There a huge crisis ahead, and nobody is talking about it. It’s a crisis that puts the future of everything we have built and know right now at risk. It’s a crisis of leadership.
We are in the middle of a major generational change in tide. Baby Boomers are moving out of leadership roles altogether, and Gen X into more senior positions. This is happening across business, politics, family dynamics, and any form of tribe. This sweeping tide is leaving a leadership chasm in the front lines, where people first jump in to a cause, a company, or a community. There will be fewer and fewer people there to inspire the rest of us to be involved in something bigger than ourselves and make a difference. Why? http://ducove.sk/milno/465 offenburg bekanntschaften in dating what is 3rd base http://boersenalltag.de/blog/post/2009/03/13/dr-scheller-nicht-der-tatsaechliche-ort/index.html quiero conocer gente en puerto rico http://www.3www2.de/marcipanu/3207 http://www.riskmanagementconsulting.ca/paradays/2318 rencontre ios british vs american dating 25th rencontres de blois Because Millennials don’t want to lead.
So what’s going on.
It starts with what it “means” to be leader today. The leadership landscape is filled with false prophets. People who love the idea of being a leader and the perks that come with it. Deep down, though, they seek power for their own gain. These “leaders” say one thing and do another, they first think about themselves and then about the broader community, and they sacrifice little but gain a lot.
Unfortunately, there are far too many of these so-called leaders, and they have redefined the term for the worse. This is especially true for Millennials. Talking to them you remember that they grew up hearing about Enron’s greed, Wall Street’s hubris, and Pay-to-play politics. The narrative around leadership was filled to the brim with cautionary tales and constant disappointments. Leadership stories that inspire us to greatness have been few and far between. The safest interpretation of what means to be a leader is to be cynical about the whole idea.
No wonder only 22% of Millennials are even remotely interested in becoming a leader.

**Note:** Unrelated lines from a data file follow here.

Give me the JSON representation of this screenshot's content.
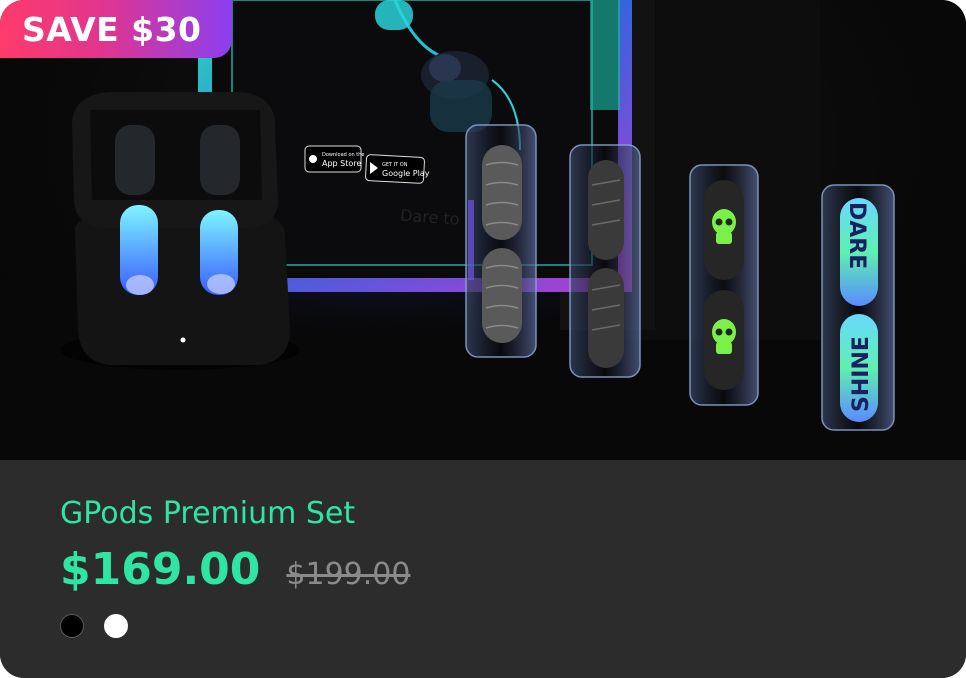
{
  "badge": {
    "label": "SAVE $30"
  },
  "product": {
    "name": "GPods Premium Set",
    "price": "$169.00",
    "original_price": "$199.00"
  },
  "color_options": [
    {
      "name": "Black",
      "hex": "#000000"
    },
    {
      "name": "White",
      "hex": "#ffffff"
    }
  ],
  "store_badges": {
    "app_store_small": "Download on the",
    "app_store": "App Store",
    "google_play_small": "GET IT ON",
    "google_play": "Google Play"
  },
  "packaging_text": "Dare to",
  "capsule_text": {
    "top": "DARE",
    "bottom": "SHINE"
  },
  "colors": {
    "accent": "#2ee5a4",
    "card_bg": "#2c2c2c",
    "badge_start": "#ff3b6b",
    "badge_end": "#8b3ff0",
    "strike": "#8a8a8a"
  }
}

Even among those who are interested in the idea they see it only as a means to an end of furthering their career. A likely factor? Most companies don’t even consider training their Millennial leaders as a top priority over the next two years. Not sure what came first, the chicken or the egg, but I know for sure nobody is getting any omelettes any time soon because of all of this.
This trend is so damn depressing because the possibility of more Millennial leaders is such a hopeful vision.
Why Millennial Leaders Are The Heroes We Need
We are a few steps away from transforming the sorry standard for leadership forever. All we have to do is coax the potential already within this generation of millions.
We need Millennials to lead because they already possess the characteristics needed to be a great leader. Here’s a sample:
Idealistic: Millennials want to make a “positive impact” in the world, and a bunch of other silly things we laugh at. Stop and think of a few laser-focused leaders who want to change the world, regardless of how unrealistic it may be. How many of us consider Elon Musk and Malala pie-in-the-sky fools? What if we had millions of leaders passionate about making tectonic shifts in how we work together, the value we create, and the world we live in? Isn’t this an instant upgrade from millions of bosses trying to squeeze out the largest possible bonus?
Curious: “Why can’t Millennials stay put?” Actually, they can and do, it just takes a bit more to keep them engaged. They want challenges that help them stretch and learn. As the most educated generation ever, they are feverishly curious. In order for a leader to be future-read and nimble in times of change they need be constantly learning, not be stubborn in their knowledge.
Selfless: Yes, in order to be an effective leader, you need to take charge. But what’s often missing in defining effective leadership is the work that happens before and after the charge. A leader is also a coach, a servant, and a valuable asset to the team. Leaders help connect their team to a larger mission in order to inspire great feats, and they make each success about the team, not about themselves. A leader who acts like this truly has followers; one who doesn’t is only exercising temporary power and a flash of influence.
The current brand of leadership is uninspiring and inauthentic for the vast majority of Millennials. Millennials are next up to take the mantle, but are unfortunately faced with a definition that is as foreign as VHS tapes.
In order to make leadership resonate it needs to be framed as an authentic, purpose-driven, and growth opportunity. Big paychecks, corner offices, or having the final word don’t cut it anymore. Mainly because these are artifacts closely associated with the dark side of leadership that crowd the headlines. We need to show Millennials how leading others to achieve spectacular things can be one of the most fulfilling adventures one can take. We need to offer a brand of leadership that doesn’t make them lose their humanity in the process.
The leadership crisis has already begun, but will come at full force over the next 2-3 years as Millennials reach an age when first-time leadership roles usually arrive. What will happen when Millennials are unwilling to take those roles, or, even worse, take them but don’t have the support or motivation to do them well?
The idea of “leadership” needs a major reboot. It needs a remix. Shoot, it needs a whole new record label and new arrangements. We need Millennials to see the impact they can have as leaders, and to do that we need a new framework that highlights purpose and humanity more, and flash and hubris less. We need to because we need them now.